## WORK TO COMPLETE
Return all lines of the listing below that carry the word "Length".

## RECORDS

**********

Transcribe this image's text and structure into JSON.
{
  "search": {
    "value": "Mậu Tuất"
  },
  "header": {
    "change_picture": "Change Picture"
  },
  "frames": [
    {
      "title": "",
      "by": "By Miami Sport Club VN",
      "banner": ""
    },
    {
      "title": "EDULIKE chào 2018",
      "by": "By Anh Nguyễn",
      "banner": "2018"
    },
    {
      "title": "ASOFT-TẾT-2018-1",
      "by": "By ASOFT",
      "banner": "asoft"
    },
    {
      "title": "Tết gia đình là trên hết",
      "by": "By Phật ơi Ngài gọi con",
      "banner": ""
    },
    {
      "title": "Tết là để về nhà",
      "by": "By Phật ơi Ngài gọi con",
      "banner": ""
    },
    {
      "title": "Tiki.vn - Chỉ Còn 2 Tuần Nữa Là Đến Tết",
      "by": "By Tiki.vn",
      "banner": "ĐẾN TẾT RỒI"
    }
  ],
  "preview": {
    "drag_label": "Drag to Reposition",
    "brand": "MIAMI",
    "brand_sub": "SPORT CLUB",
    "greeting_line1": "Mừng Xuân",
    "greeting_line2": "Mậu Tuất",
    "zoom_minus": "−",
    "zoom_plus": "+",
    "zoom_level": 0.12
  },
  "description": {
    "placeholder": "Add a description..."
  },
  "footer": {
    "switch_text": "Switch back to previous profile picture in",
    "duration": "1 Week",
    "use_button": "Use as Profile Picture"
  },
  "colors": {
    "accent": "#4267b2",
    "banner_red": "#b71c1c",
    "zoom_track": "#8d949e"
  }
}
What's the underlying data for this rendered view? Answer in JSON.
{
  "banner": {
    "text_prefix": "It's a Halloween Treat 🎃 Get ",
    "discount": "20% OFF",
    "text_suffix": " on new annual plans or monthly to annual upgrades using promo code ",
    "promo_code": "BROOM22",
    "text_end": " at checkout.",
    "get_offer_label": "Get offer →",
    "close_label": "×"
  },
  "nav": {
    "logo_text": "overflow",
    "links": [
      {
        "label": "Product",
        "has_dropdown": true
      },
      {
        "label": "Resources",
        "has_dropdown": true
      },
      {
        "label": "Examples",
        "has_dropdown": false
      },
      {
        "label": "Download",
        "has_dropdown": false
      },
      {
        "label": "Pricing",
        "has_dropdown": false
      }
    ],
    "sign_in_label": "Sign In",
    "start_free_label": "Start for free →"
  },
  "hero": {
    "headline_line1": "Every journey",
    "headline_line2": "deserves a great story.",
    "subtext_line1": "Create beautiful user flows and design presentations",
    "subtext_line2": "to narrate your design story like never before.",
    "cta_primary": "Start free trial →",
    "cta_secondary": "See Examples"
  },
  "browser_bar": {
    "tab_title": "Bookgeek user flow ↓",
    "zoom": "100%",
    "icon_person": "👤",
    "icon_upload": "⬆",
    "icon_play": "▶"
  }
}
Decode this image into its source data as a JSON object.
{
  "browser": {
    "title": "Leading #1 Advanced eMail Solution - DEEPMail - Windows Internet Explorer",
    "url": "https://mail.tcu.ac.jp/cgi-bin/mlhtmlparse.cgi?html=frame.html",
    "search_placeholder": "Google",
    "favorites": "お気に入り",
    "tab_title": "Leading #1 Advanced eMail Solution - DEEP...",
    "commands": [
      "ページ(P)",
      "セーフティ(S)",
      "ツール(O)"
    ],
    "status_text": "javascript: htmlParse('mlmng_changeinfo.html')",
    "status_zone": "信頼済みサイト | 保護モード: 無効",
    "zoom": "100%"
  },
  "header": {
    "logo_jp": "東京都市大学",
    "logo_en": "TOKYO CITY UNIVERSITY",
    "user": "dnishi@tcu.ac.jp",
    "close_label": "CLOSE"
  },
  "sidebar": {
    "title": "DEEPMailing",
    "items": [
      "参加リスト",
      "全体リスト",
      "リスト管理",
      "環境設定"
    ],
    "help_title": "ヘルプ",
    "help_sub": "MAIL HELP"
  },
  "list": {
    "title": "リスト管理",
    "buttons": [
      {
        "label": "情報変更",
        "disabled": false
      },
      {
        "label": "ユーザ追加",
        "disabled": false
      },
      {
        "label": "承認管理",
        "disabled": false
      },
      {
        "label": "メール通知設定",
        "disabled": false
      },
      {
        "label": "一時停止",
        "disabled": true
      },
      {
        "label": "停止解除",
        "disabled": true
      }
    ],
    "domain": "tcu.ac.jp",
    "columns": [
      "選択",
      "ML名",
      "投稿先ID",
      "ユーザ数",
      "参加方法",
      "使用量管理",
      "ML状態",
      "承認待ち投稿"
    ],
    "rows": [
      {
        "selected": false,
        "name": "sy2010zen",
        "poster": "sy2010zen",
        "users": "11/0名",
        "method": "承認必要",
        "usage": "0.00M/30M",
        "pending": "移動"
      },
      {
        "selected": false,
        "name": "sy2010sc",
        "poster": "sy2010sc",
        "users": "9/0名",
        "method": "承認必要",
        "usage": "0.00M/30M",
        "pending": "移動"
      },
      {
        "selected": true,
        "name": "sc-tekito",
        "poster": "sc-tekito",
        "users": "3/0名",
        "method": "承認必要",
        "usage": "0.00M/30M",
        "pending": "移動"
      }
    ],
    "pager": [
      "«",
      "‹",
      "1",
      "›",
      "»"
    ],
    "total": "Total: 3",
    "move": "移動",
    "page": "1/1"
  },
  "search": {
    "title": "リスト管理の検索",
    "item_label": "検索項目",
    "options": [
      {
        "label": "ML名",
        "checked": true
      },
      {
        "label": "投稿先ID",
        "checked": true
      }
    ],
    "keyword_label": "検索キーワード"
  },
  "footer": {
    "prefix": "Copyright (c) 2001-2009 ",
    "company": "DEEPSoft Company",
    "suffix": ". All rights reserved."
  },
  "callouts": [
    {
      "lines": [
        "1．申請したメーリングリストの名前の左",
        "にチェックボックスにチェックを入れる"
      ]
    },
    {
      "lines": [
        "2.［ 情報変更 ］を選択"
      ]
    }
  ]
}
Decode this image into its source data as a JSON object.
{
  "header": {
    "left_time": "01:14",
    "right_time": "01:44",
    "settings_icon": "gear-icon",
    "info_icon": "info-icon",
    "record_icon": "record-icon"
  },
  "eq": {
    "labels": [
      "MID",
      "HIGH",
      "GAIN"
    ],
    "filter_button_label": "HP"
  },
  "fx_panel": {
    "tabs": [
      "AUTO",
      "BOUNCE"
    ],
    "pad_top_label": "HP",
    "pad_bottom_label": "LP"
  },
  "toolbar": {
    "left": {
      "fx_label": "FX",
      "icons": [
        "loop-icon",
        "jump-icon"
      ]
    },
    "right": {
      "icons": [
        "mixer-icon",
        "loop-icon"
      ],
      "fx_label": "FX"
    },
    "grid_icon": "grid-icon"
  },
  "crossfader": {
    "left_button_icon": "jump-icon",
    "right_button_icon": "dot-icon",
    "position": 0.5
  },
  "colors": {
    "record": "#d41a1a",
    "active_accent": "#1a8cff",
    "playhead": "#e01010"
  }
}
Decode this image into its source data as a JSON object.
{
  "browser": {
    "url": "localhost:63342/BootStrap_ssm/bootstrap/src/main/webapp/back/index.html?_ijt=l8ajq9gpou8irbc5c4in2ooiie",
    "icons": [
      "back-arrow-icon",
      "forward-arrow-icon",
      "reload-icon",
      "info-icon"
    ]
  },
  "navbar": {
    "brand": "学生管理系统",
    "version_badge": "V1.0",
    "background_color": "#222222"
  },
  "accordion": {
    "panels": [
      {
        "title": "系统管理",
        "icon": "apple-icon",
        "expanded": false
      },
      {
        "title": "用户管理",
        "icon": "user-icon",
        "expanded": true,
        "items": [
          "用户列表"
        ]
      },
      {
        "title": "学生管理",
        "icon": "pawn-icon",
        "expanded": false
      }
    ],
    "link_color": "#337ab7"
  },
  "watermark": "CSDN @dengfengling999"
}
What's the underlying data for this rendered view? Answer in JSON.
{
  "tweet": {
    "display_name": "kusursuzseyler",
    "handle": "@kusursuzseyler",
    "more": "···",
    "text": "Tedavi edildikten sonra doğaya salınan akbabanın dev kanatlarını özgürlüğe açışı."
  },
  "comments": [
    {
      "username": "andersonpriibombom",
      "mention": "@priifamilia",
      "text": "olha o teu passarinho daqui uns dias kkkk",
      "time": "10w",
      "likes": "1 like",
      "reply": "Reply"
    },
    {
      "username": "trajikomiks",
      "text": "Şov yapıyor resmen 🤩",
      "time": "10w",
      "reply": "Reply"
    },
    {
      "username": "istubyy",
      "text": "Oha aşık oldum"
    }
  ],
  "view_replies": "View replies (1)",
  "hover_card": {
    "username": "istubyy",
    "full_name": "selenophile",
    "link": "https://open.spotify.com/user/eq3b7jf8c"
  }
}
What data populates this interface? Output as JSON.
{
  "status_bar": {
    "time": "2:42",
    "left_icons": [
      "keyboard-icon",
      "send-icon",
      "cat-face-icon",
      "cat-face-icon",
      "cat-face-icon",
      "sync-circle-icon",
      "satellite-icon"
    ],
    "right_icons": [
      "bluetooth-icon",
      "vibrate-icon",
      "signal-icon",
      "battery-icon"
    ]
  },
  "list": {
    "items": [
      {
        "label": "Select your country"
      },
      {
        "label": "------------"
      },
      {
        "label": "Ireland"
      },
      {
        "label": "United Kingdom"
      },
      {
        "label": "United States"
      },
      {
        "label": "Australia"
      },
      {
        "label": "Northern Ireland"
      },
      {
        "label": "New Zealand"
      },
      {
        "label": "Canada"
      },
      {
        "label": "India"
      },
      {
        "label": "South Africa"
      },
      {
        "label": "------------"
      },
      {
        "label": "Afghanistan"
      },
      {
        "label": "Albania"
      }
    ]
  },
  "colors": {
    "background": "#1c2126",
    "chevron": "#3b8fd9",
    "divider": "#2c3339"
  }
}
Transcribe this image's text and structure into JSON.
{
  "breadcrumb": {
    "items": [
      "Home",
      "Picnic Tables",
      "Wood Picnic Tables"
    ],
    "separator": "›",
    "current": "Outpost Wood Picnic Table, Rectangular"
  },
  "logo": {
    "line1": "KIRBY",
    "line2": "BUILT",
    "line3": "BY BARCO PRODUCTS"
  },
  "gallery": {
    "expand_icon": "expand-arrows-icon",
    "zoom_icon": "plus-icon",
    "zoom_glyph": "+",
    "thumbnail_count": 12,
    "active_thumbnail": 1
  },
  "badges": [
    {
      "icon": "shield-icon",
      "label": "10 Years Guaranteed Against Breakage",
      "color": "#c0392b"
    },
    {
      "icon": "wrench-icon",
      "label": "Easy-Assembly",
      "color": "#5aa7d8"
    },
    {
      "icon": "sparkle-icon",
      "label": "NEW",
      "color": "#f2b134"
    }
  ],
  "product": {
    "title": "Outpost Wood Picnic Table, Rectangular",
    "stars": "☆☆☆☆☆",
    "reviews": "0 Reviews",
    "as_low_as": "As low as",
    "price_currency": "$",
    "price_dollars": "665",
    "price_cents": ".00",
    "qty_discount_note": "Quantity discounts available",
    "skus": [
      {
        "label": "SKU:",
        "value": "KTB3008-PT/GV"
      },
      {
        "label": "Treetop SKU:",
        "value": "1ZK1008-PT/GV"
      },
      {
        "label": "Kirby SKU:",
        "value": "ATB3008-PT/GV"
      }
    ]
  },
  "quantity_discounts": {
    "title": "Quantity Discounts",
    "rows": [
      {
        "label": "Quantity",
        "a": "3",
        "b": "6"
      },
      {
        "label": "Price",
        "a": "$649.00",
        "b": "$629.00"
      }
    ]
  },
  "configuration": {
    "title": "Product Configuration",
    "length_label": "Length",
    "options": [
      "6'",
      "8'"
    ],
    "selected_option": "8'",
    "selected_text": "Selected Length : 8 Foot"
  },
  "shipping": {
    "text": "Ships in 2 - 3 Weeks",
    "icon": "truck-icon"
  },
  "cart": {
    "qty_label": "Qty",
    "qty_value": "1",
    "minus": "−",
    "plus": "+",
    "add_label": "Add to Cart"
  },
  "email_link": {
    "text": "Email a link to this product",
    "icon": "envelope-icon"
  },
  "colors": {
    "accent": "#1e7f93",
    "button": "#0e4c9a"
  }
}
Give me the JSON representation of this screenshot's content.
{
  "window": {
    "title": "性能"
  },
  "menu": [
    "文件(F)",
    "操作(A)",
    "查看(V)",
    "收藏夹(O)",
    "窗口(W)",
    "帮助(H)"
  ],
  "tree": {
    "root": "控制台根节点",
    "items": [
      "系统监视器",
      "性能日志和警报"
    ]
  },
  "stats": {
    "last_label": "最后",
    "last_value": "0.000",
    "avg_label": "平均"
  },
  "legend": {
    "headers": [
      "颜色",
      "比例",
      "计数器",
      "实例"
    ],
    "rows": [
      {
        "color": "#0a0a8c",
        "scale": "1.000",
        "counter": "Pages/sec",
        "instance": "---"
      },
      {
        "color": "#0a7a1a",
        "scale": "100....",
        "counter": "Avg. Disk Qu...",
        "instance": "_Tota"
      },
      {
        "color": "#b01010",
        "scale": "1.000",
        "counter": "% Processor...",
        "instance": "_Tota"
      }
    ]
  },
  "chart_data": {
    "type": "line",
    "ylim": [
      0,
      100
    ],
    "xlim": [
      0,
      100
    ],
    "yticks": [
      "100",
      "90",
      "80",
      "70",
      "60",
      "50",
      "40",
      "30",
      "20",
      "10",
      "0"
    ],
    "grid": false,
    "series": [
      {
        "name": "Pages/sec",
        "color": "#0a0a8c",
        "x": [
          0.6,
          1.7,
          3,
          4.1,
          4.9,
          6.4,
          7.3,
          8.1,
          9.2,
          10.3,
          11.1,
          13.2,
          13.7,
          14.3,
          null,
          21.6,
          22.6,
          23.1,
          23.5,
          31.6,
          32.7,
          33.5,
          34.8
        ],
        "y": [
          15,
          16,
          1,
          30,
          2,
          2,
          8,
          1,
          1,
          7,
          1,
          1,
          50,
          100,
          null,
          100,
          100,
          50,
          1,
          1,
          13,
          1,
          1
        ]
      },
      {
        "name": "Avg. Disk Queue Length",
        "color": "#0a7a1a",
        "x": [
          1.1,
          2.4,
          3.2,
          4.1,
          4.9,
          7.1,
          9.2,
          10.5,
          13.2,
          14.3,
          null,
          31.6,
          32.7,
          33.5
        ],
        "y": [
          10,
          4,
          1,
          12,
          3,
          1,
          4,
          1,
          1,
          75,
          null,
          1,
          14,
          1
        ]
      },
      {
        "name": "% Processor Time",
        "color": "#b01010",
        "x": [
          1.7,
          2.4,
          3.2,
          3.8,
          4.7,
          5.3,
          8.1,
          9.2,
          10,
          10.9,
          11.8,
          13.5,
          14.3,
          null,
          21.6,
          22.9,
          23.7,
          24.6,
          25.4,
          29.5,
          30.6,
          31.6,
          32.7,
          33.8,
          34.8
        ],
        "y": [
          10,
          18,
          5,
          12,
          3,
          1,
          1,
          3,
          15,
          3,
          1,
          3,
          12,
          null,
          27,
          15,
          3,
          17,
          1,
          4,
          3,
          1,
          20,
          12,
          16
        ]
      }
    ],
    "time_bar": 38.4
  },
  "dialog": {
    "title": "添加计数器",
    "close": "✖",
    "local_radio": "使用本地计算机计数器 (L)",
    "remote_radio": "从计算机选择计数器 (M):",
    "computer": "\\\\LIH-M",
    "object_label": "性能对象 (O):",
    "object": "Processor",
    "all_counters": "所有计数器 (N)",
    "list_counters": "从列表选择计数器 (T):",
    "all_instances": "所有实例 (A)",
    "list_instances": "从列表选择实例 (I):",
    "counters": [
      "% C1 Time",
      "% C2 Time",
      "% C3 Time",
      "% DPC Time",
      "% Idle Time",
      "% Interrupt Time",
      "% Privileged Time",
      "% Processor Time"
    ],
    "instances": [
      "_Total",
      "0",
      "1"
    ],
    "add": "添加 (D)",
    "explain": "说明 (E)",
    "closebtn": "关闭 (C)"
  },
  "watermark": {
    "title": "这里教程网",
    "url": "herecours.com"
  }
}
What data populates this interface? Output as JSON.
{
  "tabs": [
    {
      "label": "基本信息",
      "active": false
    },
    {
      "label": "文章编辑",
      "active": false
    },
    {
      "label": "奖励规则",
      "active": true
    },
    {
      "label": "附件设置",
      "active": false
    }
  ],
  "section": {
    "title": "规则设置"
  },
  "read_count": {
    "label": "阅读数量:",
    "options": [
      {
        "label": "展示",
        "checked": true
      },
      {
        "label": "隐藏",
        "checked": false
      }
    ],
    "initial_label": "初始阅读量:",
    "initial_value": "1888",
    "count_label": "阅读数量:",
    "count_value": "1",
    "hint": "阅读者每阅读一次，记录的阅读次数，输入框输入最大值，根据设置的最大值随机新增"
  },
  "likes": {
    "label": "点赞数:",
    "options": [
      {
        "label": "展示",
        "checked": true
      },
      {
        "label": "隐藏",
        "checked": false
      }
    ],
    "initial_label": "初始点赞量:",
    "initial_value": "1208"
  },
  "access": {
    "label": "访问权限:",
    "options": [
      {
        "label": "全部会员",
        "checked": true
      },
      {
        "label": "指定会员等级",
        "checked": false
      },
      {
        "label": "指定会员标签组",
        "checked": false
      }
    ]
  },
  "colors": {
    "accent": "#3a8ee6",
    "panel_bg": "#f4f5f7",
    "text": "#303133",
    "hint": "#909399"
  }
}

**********

## RESULT OF THE TASK
    "length_label": "Length",
    "selected_text": "Selected Length : 8 Foot"
        "name": "Avg. Disk Queue Length",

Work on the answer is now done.